Year Review 2021

‘Deploying scientific base for climate and clean water’

New Chief Science Officers share their vision

Late last year Milou Dingemans and Ruud Bartholomeus were appointed as the new Chief Science Officers (CSOs) at KWR. We talked to them to find out what their focus will be in making a valuable contribution to knowledge for water practice.

Although they have only just started, Milou Dingemans and Ruud Bartholomeus are already moving ahead quickly in fleshing out the details of their role. ‘In conducting research for the water sector, KWR is placed at the centre of society,’ says Dingemans. ‘If we become even more visible to policy-makers, we can also help make an impact in that context by establishing the link with water practice.’ Her fellow researcher Bartholomeus adds: ‘As a knowledge institute, our task is not simply to generate answers to questions, but also to think ahead strategically. What awaits the water sector over the longer term?’

Multidisciplinary research

Both water researchers work with heart and soul on translating science to practice.  Dingemans made the switch from Utrecht University to KWR over four years ago: ‘As a toxicologist, I am consciously engaged with what happens with the knowledge generated by research. The results are for example adopted pretty quickly in the assessment of compounds and by public health policy. This means you have to take the big picture into account, which could involve numerable interests. This calls for multidisciplinary research, which is something I found at KWR.’

Robust water system

Bartholomeus has been part of KWR for quite a few years. The hydrologist started his doctoral research at the institute in 2005, and from 2009 held the position of researcher. ‘I am always looking for the link between the conduct of scientific research and its relevance. The outcomes of my research are for instance anchored in tools like WaterVision Nature and WaterVision Agriculture, which are now used nationally in ensuring the robust organisation of the water system. It is not simply about the science, but also about how you can embed that knowledge in the society.’

Young researchers

It is striking how often the word ‘connection’ comes up in the talk with Bartholomeus and Dingemans. ‘We want to inspire all our colleagues to play their part in achieving the societal objectives KWR is working on,’ says Bartholomeus. ‘Young researchers who come here as fresh arrivals throw themselves into the science; and the moment they appreciate its relevance their involvement is reinforced.’ The more experienced researchers can provide an example and engage the newer colleagues in their water research and projects. For Dingemans this creates an added value. ‘By connecting colleagues and disciplines you get further. Together we are greater than the sum of our parts. This is a role I want to take on as a quality assurer.’

Collaborative research

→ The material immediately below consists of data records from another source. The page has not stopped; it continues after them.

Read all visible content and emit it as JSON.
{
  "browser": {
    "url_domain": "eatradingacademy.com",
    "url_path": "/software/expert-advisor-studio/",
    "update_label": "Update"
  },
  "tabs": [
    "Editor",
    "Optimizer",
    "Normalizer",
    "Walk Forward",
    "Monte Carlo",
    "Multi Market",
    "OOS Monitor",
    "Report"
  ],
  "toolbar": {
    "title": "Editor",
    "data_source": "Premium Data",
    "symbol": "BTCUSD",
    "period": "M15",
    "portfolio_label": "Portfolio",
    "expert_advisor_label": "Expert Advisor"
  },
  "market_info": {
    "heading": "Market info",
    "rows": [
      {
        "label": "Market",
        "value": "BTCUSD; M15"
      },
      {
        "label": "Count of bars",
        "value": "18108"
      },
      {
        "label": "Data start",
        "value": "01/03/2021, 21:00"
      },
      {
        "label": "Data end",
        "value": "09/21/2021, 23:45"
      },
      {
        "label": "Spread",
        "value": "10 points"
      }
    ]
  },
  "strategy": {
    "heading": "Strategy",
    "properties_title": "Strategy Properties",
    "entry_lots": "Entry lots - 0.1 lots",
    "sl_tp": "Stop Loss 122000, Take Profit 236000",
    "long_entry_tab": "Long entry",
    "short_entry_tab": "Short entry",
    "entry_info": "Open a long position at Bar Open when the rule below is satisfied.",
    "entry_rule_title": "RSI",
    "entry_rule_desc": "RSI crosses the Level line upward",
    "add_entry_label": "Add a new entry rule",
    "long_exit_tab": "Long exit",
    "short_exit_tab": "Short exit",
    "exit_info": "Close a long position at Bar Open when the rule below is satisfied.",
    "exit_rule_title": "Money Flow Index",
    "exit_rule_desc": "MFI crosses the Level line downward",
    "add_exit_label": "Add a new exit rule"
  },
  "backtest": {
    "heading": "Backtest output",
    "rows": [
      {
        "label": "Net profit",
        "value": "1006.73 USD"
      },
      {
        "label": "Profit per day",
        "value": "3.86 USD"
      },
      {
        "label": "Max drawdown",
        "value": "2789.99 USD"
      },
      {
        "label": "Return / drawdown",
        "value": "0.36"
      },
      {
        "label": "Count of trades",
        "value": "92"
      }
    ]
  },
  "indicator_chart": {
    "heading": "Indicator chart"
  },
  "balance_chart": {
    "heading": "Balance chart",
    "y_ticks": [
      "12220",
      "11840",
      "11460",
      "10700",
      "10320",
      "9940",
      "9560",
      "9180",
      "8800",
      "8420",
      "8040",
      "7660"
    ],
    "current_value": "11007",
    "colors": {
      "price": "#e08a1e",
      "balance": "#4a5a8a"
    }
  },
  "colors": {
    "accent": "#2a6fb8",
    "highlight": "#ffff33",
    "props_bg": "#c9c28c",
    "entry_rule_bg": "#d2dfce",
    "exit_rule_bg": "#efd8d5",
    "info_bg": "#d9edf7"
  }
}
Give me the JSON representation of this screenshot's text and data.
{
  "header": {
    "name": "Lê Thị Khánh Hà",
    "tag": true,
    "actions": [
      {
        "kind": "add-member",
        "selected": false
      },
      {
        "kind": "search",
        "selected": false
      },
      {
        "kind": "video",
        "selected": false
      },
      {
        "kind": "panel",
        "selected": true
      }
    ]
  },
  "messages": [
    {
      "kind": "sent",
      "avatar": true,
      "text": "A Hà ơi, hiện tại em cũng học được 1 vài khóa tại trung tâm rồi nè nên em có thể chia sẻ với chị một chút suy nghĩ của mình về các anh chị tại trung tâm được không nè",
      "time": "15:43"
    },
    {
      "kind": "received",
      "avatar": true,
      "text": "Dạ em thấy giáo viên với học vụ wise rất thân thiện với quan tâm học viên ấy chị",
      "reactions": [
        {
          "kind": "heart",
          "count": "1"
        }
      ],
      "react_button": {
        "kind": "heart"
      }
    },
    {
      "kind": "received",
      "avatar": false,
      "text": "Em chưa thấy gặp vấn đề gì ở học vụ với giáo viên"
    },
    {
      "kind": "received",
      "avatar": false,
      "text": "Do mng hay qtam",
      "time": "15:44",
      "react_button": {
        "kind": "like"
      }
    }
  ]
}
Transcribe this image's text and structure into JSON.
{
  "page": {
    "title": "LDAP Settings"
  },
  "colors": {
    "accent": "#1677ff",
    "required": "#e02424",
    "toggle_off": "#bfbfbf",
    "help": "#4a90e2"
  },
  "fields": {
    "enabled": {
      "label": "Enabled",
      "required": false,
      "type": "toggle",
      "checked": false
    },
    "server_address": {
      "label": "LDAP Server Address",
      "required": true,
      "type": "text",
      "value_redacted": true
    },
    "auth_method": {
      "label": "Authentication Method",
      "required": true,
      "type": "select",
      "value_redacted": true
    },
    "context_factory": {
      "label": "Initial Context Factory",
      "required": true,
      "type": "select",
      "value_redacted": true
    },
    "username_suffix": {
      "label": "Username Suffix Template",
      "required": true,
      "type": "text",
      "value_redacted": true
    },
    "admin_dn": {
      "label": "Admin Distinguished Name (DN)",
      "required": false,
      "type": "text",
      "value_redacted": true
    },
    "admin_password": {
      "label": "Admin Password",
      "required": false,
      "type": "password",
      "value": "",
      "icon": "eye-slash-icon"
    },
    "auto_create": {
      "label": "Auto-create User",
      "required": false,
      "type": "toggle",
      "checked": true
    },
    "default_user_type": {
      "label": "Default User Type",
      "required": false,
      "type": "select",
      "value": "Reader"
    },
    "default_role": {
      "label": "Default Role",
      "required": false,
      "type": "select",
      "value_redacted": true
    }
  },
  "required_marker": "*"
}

The new CSOs believe that working from a scientific base requires constant attention. Bartholomeus: ‘It is important that we keep generating knowledge together with universities and other partners. This enables us to translate it to practice and policy. What helps is to connect knowledge by participating in collaborative research. KWR is a research institute of the drinking water utilities, but we also work for many other parties, such as industry, Water Authorities, provinces and the national government. With regard to the latter, it is sometimes true that we could become more part of the picture alongside the agencies that hold formal government responsibilities. In collaborative arrangements we can in fact offer additional insights, because we have a large network and work very closely with water practice.’

Scientific Council

As CSOs, Dingemans and Bartholomeus also chair KWR’s Scientific Council, which is responsible for assuring the quality of KWR’s scientific research results and its research agenda.  When asked where they would like to see their institute excel, both CSOs are unequivocal. They don’t point to any specific professional field, because they know that the substantive foundation is well anchored in their colleagues’ expertise. Instead, they emphasise the importance of deploying KWR’s scientific base for societal objectives, such as achieving a ‘climate-proof and water-robust’ Netherlands and ‘clean water for all’ (SDG6).

‘We don’t work from an ivory tower,’ explains Bartholomeus. ‘We do research and we communicate the outcomes well. Through our discussions with policy-makers and water practitioners, they effectively absorb the research results and their relevance. Thanks to our historical connection with the water utilities, this process has become second nature to us. We have a good feel for the different users of the water system, and the related interests. Our work amounts to a lot more than writing scientific papers and reports.’

Water sector horizon scan

What message do the CSOs wish to convey in their new role, both to KWR itself and to the water sector as a whole? ‘It would be wonderful if our colleagues were to see themselves as ambassadors, and propagate the contributions that KWR can make to society,’ says Dingemans. And in order to present a clear position to the outside world, adds Bartholomeus, it is useful to develop the collective line internally, in a process in which everyone has an input. ‘I think that a good example of this is the  horizon scanning, within the framework of the Joint Research Programme with the water utilities. In this, we track developments that are pertinent to the water sector, with an eye to future developments. I would like to see such research spread like an oil slick throughout the entire organisation. And to see us flexibly accompany the developments, as called on by the Netherlands and the world.’

Would you like to know more about KWR’s new CSOs? Dingemans and Bartholomeus will be speaking on the occasion of the BTO Festival (8-11 February) about their scientific vision and the application of knowledge in water practice.

Ruud Bartholomeus and Milou Dingemans.